What is required ▸
The full set of entries must be copied exactly.

(Provided data begins)

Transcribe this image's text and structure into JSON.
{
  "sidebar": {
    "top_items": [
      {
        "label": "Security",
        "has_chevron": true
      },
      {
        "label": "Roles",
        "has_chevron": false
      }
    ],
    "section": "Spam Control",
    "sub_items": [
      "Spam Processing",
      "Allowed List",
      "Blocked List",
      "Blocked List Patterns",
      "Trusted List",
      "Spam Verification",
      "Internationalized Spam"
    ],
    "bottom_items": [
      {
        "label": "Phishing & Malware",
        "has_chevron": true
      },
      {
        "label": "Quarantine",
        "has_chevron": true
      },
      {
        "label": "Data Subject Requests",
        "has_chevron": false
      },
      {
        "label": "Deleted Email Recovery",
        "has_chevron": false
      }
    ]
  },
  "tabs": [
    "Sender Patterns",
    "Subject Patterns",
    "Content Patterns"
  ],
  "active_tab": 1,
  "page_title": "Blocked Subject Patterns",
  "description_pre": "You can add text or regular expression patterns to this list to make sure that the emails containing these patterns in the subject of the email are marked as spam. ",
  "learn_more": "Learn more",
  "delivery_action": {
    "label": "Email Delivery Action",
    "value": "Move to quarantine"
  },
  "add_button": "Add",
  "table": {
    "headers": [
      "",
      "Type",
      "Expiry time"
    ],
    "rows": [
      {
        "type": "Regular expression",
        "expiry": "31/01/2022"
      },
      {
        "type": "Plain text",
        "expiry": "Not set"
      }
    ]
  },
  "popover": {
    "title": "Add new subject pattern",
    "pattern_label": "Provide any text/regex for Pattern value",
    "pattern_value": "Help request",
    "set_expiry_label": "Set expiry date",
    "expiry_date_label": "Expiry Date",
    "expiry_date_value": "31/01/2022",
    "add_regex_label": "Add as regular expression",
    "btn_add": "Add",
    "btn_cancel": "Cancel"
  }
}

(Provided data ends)

Output of the exercise ▸
Transcribe this image's text and structure into JSON.
{
  "sidebar": {
    "top_items": [
      {
        "label": "Security",
        "has_chevron": true
      },
      {
        "label": "Roles",
        "has_chevron": false
      }
    ],
    "section": "Spam Control",
    "sub_items": [
      "Spam Processing",
      "Allowed List",
      "Blocked List",
      "Blocked List Patterns",
      "Trusted List",
      "Spam Verification",
      "Internationalized Spam"
    ],
    "bottom_items": [
      {
        "label": "Phishing & Malware",
        "has_chevron": true
      },
      {
        "label": "Quarantine",
        "has_chevron": true
      },
      {
        "label": "Data Subject Requests",
        "has_chevron": false
      },
      {
        "label": "Deleted Email Recovery",
        "has_chevron": false
      }
    ]
  },
  "tabs": [
    "Sender Patterns",
    "Subject Patterns",
    "Content Patterns"
  ],
  "active_tab": 1,
  "page_title": "Blocked Subject Patterns",
  "description_pre": "You can add text or regular expression patterns to this list to make sure that the emails containing these patterns in the subject of the email are marked as spam. ",
  "learn_more": "Learn more",
  "delivery_action": {
    "label": "Email Delivery Action",
    "value": "Move to quarantine"
  },
  "add_button": "Add",
  "table": {
    "headers": [
      "",
      "Type",
      "Expiry time"
    ],
    "rows": [
      {
        "type": "Regular expression",
        "expiry": "31/01/2022"
      },
      {
        "type": "Plain text",
        "expiry": "Not set"
      }
    ]
  },
  "popover": {
    "title": "Add new subject pattern",
    "pattern_label": "Provide any text/regex for Pattern value",
    "pattern_value": "Help request",
    "set_expiry_label": "Set expiry date",
    "expiry_date_label": "Expiry Date",
    "expiry_date_value": "31/01/2022",
    "add_regex_label": "Add as regular expression",
    "btn_add": "Add",
    "btn_cancel": "Cancel"
  }
}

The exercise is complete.